My regency headpiece was a university project under the mentoring of the milliner Claire Strickland. I based my research on a visit to Sands Films library at Rotherhithe in London which is an incredibly valuable resource. One could spend days going through all of the fashion plates they have! Eventually I decided to construct the bonnet based on an image from a book with embroidery patterns called ‘Modes et designs de broderie’, part of the Mary Ann Beinecke Decorative Art Collection found through a link to a PDF file by costumer Elizabeth Emerson.
Silk and Buckrum
The structure is made of buckram with the edges secured by slip stitched millinery wire. I could and should have added a layer of ice wool to smooth the top of the brim although I still love it as it is. Several layers of wadding were added to the top of the crown as I needed to manipulate the shape from square to rounded. I had plenty of a marvellous dupion silk from MacCullock & Wallis haberdashery in London’s Soho from when they were getting rid of a stash – being a hoarder absolutely pays off! I machine-sewed binding to the brim’s edge and the main fabric’s top layer over it, which was the only time this hat touched a sewing machine. I now think I should have done this by hand so I could label it #handmade!
I added wadding to the brim’s lining and worked inverted box pleats all around it, added 2 layers of cotton organdie trim to the lining edge, great deco and really useful to hide all the stitches.
The decoration around the edge of the brim is basically a 150cm-deep pocket cut on bias and gathered at 10 points with flowers attached to it.
Making Fabric Flowers
The fabric flowers technique I learned from Rowena Luke-King on a hand sewing techniques short course at Central Saint Martins a few years ago. I simplified it a bit considering the number of flowers I added on this piece – an indefinite number of organza ones at the front of the crown and 15 silk flowers all over the hat. Each silk flower took around one hour to make.
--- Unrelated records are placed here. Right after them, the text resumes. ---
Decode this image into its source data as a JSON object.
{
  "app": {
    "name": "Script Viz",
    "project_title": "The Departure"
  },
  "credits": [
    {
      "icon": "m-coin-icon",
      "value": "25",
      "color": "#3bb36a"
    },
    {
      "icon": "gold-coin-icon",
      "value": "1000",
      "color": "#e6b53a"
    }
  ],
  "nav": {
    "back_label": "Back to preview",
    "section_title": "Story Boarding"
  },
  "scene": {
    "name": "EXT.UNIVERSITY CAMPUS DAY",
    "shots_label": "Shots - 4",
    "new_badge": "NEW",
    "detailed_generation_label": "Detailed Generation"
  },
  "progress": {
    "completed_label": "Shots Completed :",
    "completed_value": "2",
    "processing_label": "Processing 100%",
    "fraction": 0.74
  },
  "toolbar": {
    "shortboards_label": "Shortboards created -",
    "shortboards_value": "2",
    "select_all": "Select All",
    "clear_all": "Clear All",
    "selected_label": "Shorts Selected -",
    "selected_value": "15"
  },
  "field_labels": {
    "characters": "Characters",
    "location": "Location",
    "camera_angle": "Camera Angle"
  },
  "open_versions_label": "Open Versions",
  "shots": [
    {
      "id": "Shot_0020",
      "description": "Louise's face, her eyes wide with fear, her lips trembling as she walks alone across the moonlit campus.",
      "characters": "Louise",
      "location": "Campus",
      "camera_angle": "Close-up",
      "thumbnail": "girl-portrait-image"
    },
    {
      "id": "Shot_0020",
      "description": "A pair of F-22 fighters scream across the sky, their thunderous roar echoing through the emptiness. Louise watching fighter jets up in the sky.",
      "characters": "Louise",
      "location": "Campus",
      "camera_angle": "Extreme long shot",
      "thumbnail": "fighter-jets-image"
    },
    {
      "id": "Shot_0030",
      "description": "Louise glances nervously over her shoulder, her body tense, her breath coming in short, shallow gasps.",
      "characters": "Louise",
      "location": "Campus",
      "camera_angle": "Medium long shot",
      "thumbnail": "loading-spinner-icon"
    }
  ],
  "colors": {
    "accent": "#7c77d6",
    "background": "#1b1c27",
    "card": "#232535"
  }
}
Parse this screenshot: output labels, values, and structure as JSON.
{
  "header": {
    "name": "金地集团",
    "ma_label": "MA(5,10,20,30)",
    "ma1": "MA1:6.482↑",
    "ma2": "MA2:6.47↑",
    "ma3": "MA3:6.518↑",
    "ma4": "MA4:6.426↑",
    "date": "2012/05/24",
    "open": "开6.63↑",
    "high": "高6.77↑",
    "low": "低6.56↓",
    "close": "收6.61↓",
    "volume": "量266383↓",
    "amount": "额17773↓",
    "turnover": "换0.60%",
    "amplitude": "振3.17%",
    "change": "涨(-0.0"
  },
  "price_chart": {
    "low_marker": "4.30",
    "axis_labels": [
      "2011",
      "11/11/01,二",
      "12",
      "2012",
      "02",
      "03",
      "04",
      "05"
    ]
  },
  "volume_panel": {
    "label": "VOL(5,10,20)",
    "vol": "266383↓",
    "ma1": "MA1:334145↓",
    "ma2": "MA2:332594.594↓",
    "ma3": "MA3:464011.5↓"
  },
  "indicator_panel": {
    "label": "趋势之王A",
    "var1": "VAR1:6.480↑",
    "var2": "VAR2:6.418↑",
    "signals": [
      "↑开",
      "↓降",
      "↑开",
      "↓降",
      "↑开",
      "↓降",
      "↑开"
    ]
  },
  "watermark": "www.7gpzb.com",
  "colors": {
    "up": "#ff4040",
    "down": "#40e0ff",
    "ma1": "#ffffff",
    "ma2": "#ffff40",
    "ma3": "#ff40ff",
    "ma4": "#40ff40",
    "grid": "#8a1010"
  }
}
The embroidered feathers are from a tutorial on Youtube which consists of couching the millinery wire stem to one layer of organza, then side-to-side-stitching another layer on top of it and sandwiching it. I chain-stitched from edge to edge going through the stem and then frayed the edges of the organza to give it some movement. I spent an average of eight hours on each embroidered feather and there are three of them.
The wrapped ribbon around the crown is a stripe of sinamay bought at Atelier Millinery. I considered adding tatting to it but that didn’t happen. The final result looks quite different from the original piece as I let myself go and added and added and added! It was not submitted to my university as it is either as I recently went back to it and perfected it to what it looks like now.